Canada will announce their jobs data at 1.30pm (UK time) too. The unemployment rate is tipped to remain at 5.7%, and the employment change is expected to show that 8,000 jobs were added. Like the US jobs report, the devil is in the detail. Traders will be looking at how many full-time and part-time jobs were added or lost. Last month’s report showed that average permanent employee wages was 2.57%, and investors will be keeping an eye on that too. The recent plunge in the oil market is likely to hit the Canadian economy in the months to come, and it might prompt the Bank of Canada to adopt a slightly more dovish stance.
Theresa May will step down as leader of the Conservative Party today, and that will heat up the Tory leadership race Mrs will stay in the top job, and the process of finding her successor will dominate political headlines. The markets have a way of cutting through the political noise, and volatility in sterling is only likely to pick up when it becomes clear who is likely to be moving into 10 Downing Street. The candidates view on what sort of Brexit they are in favour of will be the focus of dealers attention.
EUR/USD – surged yesterday and a break above 1.1322 might bring 1.1448 into play. A move back below 1.1200 might pave the way for the 1.1110 area to be retested.
GBP/USD – has been driving lower since mid-March, and if the bearish move continues it might encounter support at the 1.2600 region. The 1.2800 area might act as resistance.

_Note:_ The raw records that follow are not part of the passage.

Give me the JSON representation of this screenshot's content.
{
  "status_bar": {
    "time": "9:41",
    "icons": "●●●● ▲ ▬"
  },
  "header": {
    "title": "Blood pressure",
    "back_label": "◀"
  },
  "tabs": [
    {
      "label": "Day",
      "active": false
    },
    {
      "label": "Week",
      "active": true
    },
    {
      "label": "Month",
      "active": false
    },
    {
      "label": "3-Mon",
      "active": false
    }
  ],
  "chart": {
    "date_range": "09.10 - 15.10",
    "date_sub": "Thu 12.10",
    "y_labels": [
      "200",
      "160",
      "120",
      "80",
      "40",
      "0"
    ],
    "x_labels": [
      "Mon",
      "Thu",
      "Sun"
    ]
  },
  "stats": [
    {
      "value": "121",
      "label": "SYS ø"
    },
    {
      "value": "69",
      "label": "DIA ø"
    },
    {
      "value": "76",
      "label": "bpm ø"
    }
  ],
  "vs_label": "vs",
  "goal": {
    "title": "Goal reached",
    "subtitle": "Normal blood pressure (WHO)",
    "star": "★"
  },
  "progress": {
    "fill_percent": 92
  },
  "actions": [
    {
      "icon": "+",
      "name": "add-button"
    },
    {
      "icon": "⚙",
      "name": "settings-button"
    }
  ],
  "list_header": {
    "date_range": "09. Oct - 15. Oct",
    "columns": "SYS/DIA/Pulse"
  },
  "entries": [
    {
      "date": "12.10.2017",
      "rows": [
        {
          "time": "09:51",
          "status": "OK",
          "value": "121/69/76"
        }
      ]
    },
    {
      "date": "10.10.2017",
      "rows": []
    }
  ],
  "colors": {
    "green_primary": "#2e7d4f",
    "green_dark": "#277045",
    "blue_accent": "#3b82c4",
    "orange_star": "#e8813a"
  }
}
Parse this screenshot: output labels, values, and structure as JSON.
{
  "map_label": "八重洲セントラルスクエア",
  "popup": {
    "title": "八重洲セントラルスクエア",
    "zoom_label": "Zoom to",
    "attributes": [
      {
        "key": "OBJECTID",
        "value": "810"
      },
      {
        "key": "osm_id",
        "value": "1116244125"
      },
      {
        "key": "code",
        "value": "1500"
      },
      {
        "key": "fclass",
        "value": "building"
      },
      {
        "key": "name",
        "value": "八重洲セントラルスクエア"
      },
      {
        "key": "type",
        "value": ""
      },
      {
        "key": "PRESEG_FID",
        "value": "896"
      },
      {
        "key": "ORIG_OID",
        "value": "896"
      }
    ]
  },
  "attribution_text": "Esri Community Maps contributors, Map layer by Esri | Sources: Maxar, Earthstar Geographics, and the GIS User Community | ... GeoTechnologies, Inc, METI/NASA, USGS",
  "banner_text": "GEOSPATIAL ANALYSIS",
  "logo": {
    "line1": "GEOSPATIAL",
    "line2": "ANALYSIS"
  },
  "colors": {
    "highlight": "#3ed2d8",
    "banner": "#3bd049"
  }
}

EUR/GBP – has rebounded for over four weeks, and if it holds above 0.8800, it might bring 0.8939 into play. A move to the downside might bring the 50-day moving average at 0.8682 into play.
USD/JPY – while it holds below the 100-day moving average at 110.56, its outlook should remain bearish, and support might be found at 107.51. A rally might target the 110.00 region.